API Docs

Find them on for the latest version!

Design and implementation

Unlike some other token bucket algorithms, the GCRA one assumes that all units of work are of the same "weight", and so allows some optimizations which result in much more concise and fast code (it does not even use multiplication or division in the "hot" path for a single-cell decision).

All rate-limiting algorithm implementations in this crate are thread-safe. Here are some benchmarks for repeated decisions (run on my macbook pro, this will differ on your hardware, etc etc):

$ cargo bench
    Finished release [optimized] target(s) in 0.16s
     Running target/release/deps/ratelimit_meter-9874176533f7e1a0

running 1 test
test test_wait_time_from ... ignored

test result: ok. 0 passed; 0 failed; 1 ignored; 0 measured; 0 filtered out

     Running target/release/deps/criterion-67011381a5f6ed00
                        time:   [1.9664 us 2.0747 us 2.1503 us]
                        thrpt:  [465.04 Kelem/s 482.00 Kelem/s 508.55 Kelem/s]
Found 10 outliers among 100 measurements (10.00%)
  4 (4.00%) low severe
  4 (4.00%) low mild
  2 (2.00%) high mild
                        time:   [2.4536 us 2.4878 us 2.5189 us]
                        thrpt:  [396.99 Kelem/s 401.96 Kelem/s 407.56 Kelem/s]
Found 8 outliers among 100 measurements (8.00%)
  5 (5.00%) low severe
  3 (3.00%) low mild

                        time:   [68.613 ns 68.779 ns 68.959 ns]
                        thrpt:  [14.501 Melem/s 14.539 Melem/s 14.575 Melem/s]
Found 13 outliers among 100 measurements (13.00%)
  9 (9.00%) high mild
  4 (4.00%) high severe
                        time:   [64.513 ns 64.855 ns 65.272 ns]
                        thrpt:  [15.321 Melem/s 15.419 Melem/s 15.501 Melem/s]
Found 16 outliers among 100 measurements (16.00%)
  4 (4.00%) high mild
  12 (12.00%) high severe

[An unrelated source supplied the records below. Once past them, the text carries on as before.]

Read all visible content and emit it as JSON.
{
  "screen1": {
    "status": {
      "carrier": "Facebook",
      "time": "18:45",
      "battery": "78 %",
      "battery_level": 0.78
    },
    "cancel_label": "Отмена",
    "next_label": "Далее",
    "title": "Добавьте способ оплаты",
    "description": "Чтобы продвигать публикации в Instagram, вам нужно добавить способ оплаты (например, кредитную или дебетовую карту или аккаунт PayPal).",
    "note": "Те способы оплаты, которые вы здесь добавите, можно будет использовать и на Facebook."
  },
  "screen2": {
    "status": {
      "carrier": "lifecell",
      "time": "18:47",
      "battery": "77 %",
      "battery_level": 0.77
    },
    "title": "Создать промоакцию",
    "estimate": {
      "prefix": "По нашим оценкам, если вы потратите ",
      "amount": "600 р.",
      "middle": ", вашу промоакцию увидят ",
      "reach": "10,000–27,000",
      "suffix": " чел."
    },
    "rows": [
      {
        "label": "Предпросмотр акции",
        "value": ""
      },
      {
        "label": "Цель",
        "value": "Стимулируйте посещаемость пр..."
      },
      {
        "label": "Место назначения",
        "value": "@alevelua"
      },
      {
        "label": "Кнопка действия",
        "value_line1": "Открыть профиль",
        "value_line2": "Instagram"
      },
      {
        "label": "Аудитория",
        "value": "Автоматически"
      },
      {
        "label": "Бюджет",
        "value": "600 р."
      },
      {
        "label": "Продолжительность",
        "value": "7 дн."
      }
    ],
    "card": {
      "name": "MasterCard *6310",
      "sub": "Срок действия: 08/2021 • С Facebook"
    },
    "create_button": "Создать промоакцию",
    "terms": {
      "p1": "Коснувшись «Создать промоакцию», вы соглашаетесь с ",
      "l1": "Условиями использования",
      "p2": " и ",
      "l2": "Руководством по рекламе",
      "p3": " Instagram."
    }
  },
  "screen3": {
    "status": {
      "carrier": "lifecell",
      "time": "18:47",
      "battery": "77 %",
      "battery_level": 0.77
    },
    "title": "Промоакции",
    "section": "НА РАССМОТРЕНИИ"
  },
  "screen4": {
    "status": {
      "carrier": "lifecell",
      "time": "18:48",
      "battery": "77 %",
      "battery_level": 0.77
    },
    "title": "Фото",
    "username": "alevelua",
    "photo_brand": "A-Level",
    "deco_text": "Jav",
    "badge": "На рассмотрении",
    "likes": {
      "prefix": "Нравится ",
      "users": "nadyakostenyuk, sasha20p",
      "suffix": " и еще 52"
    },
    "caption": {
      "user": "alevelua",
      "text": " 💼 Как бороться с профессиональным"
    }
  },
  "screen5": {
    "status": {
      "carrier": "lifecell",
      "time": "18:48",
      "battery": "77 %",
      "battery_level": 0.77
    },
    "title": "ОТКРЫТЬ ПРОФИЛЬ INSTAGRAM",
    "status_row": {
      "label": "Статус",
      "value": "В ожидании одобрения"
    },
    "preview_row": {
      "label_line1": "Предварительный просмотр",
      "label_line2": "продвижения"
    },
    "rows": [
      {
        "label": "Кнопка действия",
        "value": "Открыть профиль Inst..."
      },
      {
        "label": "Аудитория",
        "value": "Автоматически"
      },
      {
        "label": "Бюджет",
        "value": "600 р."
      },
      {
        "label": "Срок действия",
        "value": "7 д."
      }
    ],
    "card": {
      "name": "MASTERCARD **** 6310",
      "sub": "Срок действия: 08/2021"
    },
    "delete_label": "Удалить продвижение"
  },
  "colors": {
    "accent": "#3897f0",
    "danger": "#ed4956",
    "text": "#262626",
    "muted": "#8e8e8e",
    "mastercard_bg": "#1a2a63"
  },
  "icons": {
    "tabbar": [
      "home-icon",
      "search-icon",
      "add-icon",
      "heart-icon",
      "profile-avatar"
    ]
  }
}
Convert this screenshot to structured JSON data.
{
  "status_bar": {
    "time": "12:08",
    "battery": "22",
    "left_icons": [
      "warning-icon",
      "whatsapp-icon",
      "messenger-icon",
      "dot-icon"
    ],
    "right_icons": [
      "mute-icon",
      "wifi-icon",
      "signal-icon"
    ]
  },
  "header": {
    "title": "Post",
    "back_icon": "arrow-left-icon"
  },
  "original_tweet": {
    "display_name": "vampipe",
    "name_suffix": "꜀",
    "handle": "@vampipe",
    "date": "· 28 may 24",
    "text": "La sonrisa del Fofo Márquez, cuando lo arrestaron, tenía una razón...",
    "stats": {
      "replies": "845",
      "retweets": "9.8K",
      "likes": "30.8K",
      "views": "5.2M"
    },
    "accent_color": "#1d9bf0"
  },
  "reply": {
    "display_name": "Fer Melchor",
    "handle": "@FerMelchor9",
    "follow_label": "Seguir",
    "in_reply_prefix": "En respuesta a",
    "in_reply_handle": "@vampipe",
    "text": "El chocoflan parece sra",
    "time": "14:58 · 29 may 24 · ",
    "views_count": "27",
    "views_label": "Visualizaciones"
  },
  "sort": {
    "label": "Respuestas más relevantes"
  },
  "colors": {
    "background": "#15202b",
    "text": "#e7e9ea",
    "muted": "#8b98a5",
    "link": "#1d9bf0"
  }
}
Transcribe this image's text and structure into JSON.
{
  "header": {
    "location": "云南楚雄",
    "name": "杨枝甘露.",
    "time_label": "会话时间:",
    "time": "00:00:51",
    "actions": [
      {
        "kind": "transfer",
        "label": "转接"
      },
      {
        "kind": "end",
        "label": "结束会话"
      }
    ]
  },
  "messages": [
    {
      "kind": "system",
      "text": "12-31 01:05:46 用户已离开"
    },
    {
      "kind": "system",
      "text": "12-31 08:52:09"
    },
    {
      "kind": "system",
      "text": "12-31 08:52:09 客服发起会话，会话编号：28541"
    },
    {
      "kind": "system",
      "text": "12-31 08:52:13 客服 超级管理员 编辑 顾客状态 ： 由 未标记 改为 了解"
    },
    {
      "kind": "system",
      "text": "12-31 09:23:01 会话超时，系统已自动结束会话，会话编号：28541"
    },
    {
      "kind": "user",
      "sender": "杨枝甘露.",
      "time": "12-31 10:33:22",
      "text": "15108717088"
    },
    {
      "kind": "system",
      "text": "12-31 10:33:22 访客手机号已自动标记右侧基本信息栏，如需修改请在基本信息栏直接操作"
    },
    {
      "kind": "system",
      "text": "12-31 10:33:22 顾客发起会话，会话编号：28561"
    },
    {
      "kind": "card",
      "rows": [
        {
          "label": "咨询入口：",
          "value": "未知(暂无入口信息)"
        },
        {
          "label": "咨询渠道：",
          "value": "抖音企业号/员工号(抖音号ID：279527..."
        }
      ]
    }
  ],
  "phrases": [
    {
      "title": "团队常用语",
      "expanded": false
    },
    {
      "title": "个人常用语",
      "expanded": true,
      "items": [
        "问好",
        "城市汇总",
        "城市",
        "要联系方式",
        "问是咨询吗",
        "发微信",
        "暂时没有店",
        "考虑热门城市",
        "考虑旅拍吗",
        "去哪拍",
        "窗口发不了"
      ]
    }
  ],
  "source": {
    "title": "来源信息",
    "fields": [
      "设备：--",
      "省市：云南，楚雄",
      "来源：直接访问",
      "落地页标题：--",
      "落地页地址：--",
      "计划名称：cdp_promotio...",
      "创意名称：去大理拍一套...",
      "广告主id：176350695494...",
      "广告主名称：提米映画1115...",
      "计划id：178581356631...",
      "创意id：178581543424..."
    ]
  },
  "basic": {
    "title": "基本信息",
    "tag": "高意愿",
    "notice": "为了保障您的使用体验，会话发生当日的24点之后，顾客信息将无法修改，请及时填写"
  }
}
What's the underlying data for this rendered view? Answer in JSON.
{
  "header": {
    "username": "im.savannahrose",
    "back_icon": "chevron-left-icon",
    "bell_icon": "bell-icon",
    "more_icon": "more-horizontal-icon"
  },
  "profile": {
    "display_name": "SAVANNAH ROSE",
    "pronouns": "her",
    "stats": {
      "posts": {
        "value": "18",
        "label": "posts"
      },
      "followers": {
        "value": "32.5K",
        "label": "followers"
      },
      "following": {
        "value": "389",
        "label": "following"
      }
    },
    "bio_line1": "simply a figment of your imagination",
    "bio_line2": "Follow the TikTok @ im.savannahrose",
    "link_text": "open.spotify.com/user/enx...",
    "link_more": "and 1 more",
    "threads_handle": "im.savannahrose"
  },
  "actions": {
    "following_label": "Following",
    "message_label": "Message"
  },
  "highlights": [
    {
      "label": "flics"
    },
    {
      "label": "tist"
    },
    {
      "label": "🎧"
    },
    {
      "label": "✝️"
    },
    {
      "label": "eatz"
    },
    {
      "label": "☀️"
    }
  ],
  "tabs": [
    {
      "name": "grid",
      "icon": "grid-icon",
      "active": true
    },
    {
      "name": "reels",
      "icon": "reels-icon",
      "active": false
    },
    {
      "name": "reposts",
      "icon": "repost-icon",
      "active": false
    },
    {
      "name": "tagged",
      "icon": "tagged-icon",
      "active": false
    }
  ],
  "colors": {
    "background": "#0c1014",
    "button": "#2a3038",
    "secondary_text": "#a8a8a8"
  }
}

                        time:   [96.461 ns 96.976 ns 97.578 ns]
                        thrpt:  [102.48 Melem/s 103.12 Melem/s 103.67 Melem/s]
Found 11 outliers among 100 measurements (11.00%)
  4 (4.00%) high mild
  7 (7.00%) high severe
                        time:   [69.500 ns 70.359 ns 71.349 ns]
                        thrpt:  [140.16 Melem/s 142.13 Melem/s 143.88 Melem/s]
Found 9 outliers among 100 measurements (9.00%)
  6 (6.00%) high mild
  3 (3.00%) high severe

no-op single-element decision
                        time:   [23.755 ns 23.817 ns 23.883 ns]
Found 11 outliers among 100 measurements (11.00%)
  5 (5.00%) high mild
  6 (6.00%) high severe

no-op multi-element decision
                        time:   [22.772 ns 22.940 ns 23.125 ns]
Found 5 outliers among 100 measurements (5.00%)
  5 (5.00%) high mild

Contributions welcome!

I am actively hoping that this project gives people joy in using rate-limiting techniques. You can use these techniques for so many things (from throttling API requests to ensuring you don't spam people with emails about the same thing)!

So if you have any thoughts about the API design, the internals, or you want to implement other rate-limiting algotrithms, I would be thrilled to have your input. See for details!